> **The data**
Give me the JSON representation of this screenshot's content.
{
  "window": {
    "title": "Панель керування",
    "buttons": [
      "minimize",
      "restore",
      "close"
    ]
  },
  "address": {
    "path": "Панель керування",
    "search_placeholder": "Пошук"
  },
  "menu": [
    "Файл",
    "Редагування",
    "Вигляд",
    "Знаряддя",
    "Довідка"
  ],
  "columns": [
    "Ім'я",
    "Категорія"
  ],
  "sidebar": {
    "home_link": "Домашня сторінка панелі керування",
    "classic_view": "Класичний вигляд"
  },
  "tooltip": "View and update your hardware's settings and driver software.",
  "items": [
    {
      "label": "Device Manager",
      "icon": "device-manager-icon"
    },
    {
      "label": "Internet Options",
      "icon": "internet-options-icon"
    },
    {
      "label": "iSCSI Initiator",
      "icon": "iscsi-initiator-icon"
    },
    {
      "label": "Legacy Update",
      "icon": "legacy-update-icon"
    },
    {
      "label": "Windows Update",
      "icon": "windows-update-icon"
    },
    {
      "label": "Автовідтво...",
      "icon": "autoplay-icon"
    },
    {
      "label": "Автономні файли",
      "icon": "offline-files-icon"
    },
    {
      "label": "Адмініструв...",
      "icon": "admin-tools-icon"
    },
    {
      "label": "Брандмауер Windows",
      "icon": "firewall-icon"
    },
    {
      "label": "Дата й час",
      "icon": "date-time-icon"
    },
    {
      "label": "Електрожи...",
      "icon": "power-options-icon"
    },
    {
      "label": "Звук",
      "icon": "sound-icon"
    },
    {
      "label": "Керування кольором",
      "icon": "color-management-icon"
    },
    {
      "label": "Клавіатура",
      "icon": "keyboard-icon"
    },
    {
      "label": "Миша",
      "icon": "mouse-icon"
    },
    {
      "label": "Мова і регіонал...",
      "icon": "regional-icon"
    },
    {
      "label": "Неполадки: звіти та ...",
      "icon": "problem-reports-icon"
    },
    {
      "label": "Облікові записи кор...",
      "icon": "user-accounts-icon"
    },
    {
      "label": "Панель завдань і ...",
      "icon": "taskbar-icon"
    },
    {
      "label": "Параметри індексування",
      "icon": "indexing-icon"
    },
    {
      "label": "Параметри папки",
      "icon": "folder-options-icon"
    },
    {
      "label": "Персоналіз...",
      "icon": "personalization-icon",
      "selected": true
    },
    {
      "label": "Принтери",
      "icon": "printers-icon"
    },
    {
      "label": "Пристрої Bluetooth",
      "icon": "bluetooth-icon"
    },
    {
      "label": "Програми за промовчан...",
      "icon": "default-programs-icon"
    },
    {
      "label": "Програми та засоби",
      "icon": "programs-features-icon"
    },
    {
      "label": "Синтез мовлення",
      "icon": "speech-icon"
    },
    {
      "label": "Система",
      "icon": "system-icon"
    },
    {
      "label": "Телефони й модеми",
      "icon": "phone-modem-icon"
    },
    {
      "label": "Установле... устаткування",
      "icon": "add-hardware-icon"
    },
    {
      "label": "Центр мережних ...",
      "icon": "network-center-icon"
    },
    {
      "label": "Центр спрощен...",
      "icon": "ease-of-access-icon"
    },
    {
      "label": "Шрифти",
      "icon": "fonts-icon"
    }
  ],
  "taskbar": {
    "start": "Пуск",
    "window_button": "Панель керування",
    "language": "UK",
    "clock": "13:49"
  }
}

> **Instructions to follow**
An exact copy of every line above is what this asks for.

> **Output of the task**
Give me the JSON representation of this screenshot's content.
{
  "window": {
    "title": "Панель керування",
    "buttons": [
      "minimize",
      "restore",
      "close"
    ]
  },
  "address": {
    "path": "Панель керування",
    "search_placeholder": "Пошук"
  },
  "menu": [
    "Файл",
    "Редагування",
    "Вигляд",
    "Знаряддя",
    "Довідка"
  ],
  "columns": [
    "Ім'я",
    "Категорія"
  ],
  "sidebar": {
    "home_link": "Домашня сторінка панелі керування",
    "classic_view": "Класичний вигляд"
  },
  "tooltip": "View and update your hardware's settings and driver software.",
  "items": [
    {
      "label": "Device Manager",
      "icon": "device-manager-icon"
    },
    {
      "label": "Internet Options",
      "icon": "internet-options-icon"
    },
    {
      "label": "iSCSI Initiator",
      "icon": "iscsi-initiator-icon"
    },
    {
      "label": "Legacy Update",
      "icon": "legacy-update-icon"
    },
    {
      "label": "Windows Update",
      "icon": "windows-update-icon"
    },
    {
      "label": "Автовідтво...",
      "icon": "autoplay-icon"
    },
    {
      "label": "Автономні файли",
      "icon": "offline-files-icon"
    },
    {
      "label": "Адмініструв...",
      "icon": "admin-tools-icon"
    },
    {
      "label": "Брандмауер Windows",
      "icon": "firewall-icon"
    },
    {
      "label": "Дата й час",
      "icon": "date-time-icon"
    },
    {
      "label": "Електрожи...",
      "icon": "power-options-icon"
    },
    {
      "label": "Звук",
      "icon": "sound-icon"
    },
    {
      "label": "Керування кольором",
      "icon": "color-management-icon"
    },
    {
      "label": "Клавіатура",
      "icon": "keyboard-icon"
    },
    {
      "label": "Миша",
      "icon": "mouse-icon"
    },
    {
      "label": "Мова і регіонал...",
      "icon": "regional-icon"
    },
    {
      "label": "Неполадки: звіти та ...",
      "icon": "problem-reports-icon"
    },
    {
      "label": "Облікові записи кор...",
      "icon": "user-accounts-icon"
    },
    {
      "label": "Панель завдань і ...",
      "icon": "taskbar-icon"
    },
    {
      "label": "Параметри індексування",
      "icon": "indexing-icon"
    },
    {
      "label": "Параметри папки",
      "icon": "folder-options-icon"
    },
    {
      "label": "Персоналіз...",
      "icon": "personalization-icon",
      "selected": true
    },
    {
      "label": "Принтери",
      "icon": "printers-icon"
    },
    {
      "label": "Пристрої Bluetooth",
      "icon": "bluetooth-icon"
    },
    {
      "label": "Програми за промовчан...",
      "icon": "default-programs-icon"
    },
    {
      "label": "Програми та засоби",
      "icon": "programs-features-icon"
    },
    {
      "label": "Синтез мовлення",
      "icon": "speech-icon"
    },
    {
      "label": "Система",
      "icon": "system-icon"
    },
    {
      "label": "Телефони й модеми",
      "icon": "phone-modem-icon"
    },
    {
      "label": "Установле... устаткування",
      "icon": "add-hardware-icon"
    },
    {
      "label": "Центр мережних ...",
      "icon": "network-center-icon"
    },
    {
      "label": "Центр спрощен...",
      "icon": "ease-of-access-icon"
    },
    {
      "label": "Шрифти",
      "icon": "fonts-icon"
    }
  ],
  "taskbar": {
    "start": "Пуск",
    "window_button": "Панель керування",
    "language": "UK",
    "clock": "13:49"
  }
}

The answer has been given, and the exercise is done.